The most important thing coming from No 10 this morning is not anything they have said – but instead what they haven’t said. Following a report yesterday that the UK’s Brexit divorce bill has been agreed as being somewhere in the region of £45bn, the government have not tried to deny it nor pour cold water on the sum.
Sensing an opportunity, the Opposition today tried to capitalise on the news. Labour have tabled an amendment to the EU withdrawal bill that would commit the government to giving MPs a vote on the Brexit financial settlement. It would also require the sum to be assessed by the OBR and the National Audit Office. Given that many Labour MPs take the view that a deal is a good idea, this appears to be aimed more at highlighting Conservative Brexit divisions than trying to argue the money is not a price worth paying and the UK ought to walk away.
As things stand, they may be left disappointed. So far, government officials have been cheered by the muted response from Conservative MPs. The vast majority of Brexiteers – from Iain Duncan Smith to Jacob Rees-Mogg – have cautiously accepted the sum on the proviso that the final deal is worth it. Only Philip Davies and Peter Bone have publicly criticised it.
As I write in the i newspaper today, the problem the government faces lies further down the line. As the process goes on, more details emerge on the trade deal and the number of concessions grows, the eurosceptic wing of the party could decide that this deal isn’t a deal worth having. As one senior Tory source puts it, ‘The question to be asked from now on is, is the deal worth 40 billion quid?’ And if the Brexit bill were to go up even higher – something that can’t be ruled out – what kind of trade deal would be good enough to justify a £60bn price tag? The potency of Vote Leave’s message – let’s send £ 350m a week to the NHS, not the EU – showed how easily weaponisable money is.

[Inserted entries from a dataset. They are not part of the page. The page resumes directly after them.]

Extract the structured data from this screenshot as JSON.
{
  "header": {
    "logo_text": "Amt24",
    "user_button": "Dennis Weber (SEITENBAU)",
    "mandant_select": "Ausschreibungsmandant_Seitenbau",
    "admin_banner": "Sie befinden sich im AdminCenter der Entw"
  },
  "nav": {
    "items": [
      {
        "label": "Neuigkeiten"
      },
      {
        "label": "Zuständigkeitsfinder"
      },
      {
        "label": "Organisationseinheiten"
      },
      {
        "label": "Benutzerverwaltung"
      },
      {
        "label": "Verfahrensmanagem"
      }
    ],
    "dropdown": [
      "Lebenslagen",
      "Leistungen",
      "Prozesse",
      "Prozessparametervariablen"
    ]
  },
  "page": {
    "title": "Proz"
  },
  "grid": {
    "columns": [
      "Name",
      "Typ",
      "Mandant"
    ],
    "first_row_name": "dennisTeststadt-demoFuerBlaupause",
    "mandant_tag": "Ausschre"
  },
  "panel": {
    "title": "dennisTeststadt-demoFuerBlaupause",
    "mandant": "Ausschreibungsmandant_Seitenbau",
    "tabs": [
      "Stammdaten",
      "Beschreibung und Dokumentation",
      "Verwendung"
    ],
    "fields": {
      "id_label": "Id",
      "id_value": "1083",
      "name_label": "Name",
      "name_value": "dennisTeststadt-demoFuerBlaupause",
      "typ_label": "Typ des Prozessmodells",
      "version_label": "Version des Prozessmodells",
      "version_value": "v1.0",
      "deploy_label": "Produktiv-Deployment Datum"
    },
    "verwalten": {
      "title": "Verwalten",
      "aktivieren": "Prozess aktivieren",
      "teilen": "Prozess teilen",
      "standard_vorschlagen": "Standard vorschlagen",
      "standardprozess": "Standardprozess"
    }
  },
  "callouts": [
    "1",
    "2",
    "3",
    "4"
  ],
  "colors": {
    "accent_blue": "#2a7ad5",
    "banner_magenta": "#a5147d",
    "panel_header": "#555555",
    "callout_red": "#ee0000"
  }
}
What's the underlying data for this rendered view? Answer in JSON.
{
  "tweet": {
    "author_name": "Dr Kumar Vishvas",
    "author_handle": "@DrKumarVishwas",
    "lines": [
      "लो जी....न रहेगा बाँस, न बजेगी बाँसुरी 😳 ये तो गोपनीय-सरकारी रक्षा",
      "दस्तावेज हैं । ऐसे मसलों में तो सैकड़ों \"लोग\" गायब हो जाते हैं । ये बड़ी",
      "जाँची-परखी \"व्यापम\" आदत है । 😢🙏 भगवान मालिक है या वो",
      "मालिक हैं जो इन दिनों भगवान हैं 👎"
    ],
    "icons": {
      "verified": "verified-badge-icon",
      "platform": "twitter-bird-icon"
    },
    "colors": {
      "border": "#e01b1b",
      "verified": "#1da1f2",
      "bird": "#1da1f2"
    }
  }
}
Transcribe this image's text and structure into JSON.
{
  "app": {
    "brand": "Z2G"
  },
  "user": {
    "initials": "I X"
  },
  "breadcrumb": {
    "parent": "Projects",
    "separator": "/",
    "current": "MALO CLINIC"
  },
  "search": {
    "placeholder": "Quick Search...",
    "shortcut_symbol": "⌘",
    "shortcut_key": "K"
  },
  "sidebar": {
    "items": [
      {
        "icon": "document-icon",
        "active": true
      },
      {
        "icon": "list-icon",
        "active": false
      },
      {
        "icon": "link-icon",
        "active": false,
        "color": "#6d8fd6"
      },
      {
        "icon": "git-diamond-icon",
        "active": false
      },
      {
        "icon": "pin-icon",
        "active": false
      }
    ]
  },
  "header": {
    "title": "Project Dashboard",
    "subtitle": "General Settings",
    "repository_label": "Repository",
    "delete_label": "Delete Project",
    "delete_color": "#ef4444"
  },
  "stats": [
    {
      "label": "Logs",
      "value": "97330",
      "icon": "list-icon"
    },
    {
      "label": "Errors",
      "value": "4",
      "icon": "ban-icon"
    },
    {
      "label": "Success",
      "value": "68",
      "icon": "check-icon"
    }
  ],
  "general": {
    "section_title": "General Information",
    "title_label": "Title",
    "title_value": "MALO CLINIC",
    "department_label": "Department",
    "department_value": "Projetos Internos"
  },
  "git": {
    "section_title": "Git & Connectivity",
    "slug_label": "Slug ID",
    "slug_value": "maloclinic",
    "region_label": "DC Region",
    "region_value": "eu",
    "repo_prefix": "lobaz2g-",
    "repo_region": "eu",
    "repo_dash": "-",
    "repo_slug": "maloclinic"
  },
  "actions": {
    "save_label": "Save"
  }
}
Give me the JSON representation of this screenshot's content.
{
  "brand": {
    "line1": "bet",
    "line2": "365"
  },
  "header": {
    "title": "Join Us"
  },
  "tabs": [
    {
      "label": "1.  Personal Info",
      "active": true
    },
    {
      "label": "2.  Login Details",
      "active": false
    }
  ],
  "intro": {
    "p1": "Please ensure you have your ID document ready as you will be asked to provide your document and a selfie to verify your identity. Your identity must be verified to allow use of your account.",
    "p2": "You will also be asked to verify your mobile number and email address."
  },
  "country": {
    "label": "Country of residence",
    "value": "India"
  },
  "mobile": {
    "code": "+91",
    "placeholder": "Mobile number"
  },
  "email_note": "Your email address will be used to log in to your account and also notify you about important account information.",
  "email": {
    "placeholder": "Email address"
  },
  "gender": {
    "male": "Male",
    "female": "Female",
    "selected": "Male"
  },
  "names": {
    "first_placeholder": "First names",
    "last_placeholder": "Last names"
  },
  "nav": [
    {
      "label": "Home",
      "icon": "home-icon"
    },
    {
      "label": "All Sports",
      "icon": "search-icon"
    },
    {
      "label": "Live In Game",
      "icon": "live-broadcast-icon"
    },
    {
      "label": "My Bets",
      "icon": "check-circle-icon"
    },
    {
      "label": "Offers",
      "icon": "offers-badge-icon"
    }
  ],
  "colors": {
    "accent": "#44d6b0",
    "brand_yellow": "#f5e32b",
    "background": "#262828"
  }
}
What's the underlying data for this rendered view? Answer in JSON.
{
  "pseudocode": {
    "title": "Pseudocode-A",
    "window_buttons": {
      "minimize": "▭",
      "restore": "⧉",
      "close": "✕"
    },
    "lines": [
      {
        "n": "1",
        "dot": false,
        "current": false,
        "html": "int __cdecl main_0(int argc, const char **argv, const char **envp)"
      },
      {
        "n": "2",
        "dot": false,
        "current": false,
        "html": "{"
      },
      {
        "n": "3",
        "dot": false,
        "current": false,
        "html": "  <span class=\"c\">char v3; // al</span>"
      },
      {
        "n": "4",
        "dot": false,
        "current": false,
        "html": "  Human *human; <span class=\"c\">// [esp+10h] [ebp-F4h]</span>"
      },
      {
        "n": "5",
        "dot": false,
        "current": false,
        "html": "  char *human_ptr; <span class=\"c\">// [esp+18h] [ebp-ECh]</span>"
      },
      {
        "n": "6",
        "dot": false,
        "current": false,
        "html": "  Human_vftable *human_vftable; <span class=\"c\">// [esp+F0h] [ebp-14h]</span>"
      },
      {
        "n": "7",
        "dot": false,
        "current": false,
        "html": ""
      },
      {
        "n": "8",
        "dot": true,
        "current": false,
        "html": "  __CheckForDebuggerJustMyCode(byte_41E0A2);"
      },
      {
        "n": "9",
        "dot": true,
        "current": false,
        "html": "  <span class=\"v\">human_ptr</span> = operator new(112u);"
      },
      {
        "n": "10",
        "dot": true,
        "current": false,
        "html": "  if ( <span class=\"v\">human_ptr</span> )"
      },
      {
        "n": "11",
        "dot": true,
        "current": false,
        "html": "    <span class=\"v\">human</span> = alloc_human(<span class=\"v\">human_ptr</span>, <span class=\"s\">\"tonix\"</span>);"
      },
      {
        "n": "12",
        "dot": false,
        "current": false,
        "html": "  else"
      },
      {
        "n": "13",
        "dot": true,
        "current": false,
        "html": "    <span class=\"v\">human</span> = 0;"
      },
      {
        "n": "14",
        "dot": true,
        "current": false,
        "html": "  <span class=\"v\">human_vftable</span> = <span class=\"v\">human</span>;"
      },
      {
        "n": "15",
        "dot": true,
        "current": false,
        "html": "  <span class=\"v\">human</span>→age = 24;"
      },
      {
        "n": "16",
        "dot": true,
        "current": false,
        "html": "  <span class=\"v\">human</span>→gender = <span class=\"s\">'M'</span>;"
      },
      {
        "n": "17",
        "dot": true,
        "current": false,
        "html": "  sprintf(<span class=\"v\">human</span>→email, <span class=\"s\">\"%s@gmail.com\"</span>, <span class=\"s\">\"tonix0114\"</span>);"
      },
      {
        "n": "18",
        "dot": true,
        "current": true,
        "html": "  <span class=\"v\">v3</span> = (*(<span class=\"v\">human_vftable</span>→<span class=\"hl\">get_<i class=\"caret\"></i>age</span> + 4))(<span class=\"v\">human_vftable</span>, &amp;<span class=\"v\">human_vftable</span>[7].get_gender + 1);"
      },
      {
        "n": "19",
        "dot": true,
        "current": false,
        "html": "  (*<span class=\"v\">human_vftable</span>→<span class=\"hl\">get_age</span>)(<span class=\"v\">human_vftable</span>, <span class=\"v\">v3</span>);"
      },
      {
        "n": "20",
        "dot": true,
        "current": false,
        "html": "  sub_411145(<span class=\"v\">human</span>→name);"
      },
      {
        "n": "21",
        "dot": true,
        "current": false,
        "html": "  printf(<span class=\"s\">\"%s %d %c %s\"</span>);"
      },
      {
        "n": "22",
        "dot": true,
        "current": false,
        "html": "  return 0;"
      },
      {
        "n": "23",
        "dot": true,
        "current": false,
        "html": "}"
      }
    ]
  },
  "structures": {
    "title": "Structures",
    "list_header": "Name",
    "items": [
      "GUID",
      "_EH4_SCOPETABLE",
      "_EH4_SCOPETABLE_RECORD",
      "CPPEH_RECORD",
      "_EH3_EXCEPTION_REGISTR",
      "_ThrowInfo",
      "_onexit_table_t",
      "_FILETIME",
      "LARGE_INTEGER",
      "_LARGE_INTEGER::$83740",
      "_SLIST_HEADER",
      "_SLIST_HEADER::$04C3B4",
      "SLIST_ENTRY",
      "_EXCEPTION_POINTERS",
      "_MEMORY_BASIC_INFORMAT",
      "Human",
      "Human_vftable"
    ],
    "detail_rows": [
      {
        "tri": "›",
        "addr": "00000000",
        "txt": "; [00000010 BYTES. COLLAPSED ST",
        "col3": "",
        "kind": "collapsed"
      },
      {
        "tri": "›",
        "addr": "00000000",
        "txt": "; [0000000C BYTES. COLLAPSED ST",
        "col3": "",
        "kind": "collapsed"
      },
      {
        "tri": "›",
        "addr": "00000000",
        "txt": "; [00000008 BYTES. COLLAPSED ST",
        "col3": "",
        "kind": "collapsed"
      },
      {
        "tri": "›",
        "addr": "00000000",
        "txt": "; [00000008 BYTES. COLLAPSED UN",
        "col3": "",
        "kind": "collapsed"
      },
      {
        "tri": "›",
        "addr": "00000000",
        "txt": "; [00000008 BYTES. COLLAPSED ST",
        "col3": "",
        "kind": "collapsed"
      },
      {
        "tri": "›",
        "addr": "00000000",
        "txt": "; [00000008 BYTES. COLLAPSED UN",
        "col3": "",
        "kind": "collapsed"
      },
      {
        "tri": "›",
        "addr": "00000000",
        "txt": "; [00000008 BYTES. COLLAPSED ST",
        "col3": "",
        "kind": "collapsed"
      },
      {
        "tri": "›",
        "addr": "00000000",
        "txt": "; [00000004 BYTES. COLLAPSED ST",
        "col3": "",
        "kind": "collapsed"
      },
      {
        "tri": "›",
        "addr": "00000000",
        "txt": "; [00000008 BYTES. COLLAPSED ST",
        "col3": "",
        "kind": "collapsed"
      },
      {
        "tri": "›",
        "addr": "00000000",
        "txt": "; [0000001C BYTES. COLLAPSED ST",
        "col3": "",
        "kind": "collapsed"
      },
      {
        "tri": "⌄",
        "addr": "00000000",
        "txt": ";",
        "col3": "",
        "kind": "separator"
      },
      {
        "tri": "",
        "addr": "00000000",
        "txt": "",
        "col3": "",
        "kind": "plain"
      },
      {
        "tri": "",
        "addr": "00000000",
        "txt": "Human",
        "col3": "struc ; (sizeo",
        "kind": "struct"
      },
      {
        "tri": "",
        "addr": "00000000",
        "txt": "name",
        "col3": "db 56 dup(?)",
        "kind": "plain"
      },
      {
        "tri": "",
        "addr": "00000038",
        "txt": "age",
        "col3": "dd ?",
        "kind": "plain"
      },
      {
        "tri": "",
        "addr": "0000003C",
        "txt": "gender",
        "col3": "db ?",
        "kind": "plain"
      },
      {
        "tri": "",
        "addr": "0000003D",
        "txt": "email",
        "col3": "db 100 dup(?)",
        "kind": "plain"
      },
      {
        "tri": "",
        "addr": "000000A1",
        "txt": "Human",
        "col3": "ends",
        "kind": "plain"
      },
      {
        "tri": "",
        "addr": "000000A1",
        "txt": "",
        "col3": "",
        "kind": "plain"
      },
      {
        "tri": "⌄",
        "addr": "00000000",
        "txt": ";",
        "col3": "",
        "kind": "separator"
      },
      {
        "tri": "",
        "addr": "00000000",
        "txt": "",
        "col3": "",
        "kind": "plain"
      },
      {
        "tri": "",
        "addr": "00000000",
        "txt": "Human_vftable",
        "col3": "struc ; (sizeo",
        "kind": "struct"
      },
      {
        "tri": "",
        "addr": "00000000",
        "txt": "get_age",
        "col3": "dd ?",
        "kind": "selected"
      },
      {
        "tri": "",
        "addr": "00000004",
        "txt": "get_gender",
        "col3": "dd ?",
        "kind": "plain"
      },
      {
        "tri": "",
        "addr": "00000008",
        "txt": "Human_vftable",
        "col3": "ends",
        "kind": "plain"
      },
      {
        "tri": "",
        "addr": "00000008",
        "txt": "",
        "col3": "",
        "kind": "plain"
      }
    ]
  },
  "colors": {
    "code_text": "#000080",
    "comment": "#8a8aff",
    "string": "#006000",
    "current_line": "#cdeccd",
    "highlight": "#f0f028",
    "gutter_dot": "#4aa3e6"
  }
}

Whether or not the Labour amendment succeeds, there will be a vote where MPs get a say on not just the money – but the deal as a whole. The decision to be made is whether to take what’s on the table – or take no deal at all. It’s hard to see how even the most vociferous Remain rebel could conclude that no deal with the EU was better than a bad deal with the EU. For the Brexiteer MPs, it’s a different proposition entirely. From a £45bn Brexit bill and a continued role for the ECJ to demands over the Irish Border, members of the Brexit wing of the party may well eventually conclude that ‘no deal’ is better than a bad deal.